■ **Input material**:
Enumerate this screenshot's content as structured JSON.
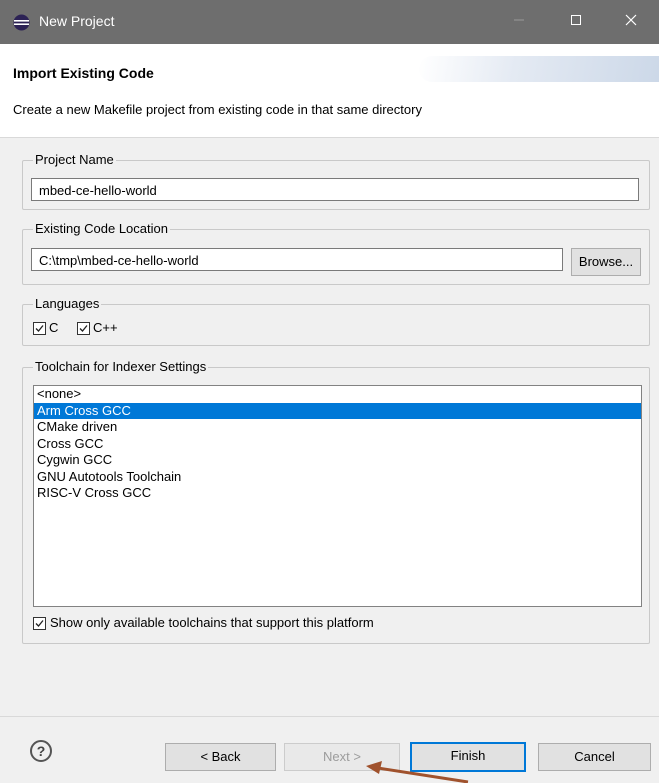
{
  "window": {
    "title": "New Project"
  },
  "banner": {
    "heading": "Import Existing Code",
    "description": "Create a new Makefile project from existing code in that same directory"
  },
  "project_name": {
    "legend": "Project Name",
    "value": "mbed-ce-hello-world"
  },
  "code_location": {
    "legend": "Existing Code Location",
    "value": "C:\\tmp\\mbed-ce-hello-world",
    "browse_label": "Browse..."
  },
  "languages": {
    "legend": "Languages",
    "options": [
      {
        "label": "C",
        "checked": true
      },
      {
        "label": "C++",
        "checked": true
      }
    ]
  },
  "toolchain": {
    "legend": "Toolchain for Indexer Settings",
    "items": [
      "<none>",
      "Arm Cross GCC",
      "CMake driven",
      "Cross GCC",
      "Cygwin GCC",
      "GNU Autotools Toolchain",
      "RISC-V Cross GCC"
    ],
    "selected": "Arm Cross GCC",
    "filter_label": "Show only available toolchains that support this platform",
    "filter_checked": true
  },
  "buttons": {
    "help_glyph": "?",
    "back_label": "< Back",
    "next_label": "Next >",
    "finish_label": "Finish",
    "cancel_label": "Cancel"
  },
  "colors": {
    "selection": "#0078d7",
    "titlebar": "#6e6e6e",
    "arrow": "#a0522d"
  }
}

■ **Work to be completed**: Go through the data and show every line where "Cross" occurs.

■ **Output of the exercise**:
      "Arm Cross GCC",
      "Cross GCC",
      "RISC-V Cross GCC"
    "selected": "Arm Cross GCC",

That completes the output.